Your assignment | Among the entries that follow, find every line with the word "title" and list it.

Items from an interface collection
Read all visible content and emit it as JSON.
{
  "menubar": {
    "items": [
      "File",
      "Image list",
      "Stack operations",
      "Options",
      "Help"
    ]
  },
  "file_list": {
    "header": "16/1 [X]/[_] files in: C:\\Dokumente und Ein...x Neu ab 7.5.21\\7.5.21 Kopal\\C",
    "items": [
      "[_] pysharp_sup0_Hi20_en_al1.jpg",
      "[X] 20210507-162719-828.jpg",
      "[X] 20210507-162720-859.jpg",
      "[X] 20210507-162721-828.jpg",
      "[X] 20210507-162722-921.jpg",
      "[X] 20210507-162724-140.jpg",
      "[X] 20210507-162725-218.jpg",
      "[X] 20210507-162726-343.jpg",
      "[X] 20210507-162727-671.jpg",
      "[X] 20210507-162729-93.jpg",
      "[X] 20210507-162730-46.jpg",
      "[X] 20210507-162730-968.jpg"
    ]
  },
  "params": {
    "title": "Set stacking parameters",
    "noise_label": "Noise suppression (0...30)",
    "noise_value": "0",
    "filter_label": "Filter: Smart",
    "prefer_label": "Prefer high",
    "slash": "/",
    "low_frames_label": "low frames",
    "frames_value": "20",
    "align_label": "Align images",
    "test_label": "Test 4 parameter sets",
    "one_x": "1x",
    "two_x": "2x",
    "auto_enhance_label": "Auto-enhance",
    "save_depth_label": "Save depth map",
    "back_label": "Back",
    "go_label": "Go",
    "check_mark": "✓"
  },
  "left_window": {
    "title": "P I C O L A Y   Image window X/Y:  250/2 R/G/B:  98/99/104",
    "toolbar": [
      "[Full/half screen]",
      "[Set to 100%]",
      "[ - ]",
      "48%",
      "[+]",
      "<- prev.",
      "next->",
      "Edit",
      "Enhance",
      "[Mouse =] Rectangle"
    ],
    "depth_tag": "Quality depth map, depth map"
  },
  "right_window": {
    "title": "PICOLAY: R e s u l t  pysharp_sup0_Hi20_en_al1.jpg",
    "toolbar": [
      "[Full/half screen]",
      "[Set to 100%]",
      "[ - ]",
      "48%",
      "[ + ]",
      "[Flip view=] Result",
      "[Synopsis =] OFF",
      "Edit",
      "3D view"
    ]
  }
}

Result of the exercise |
    "title": "Set stacking parameters",
    "title": "P I C O L A Y   Image window X/Y:  250/2 R/G/B:  98/99/104",
    "title": "PICOLAY: R e s u l t  pysharp_sup0_Hi20_en_al1.jpg",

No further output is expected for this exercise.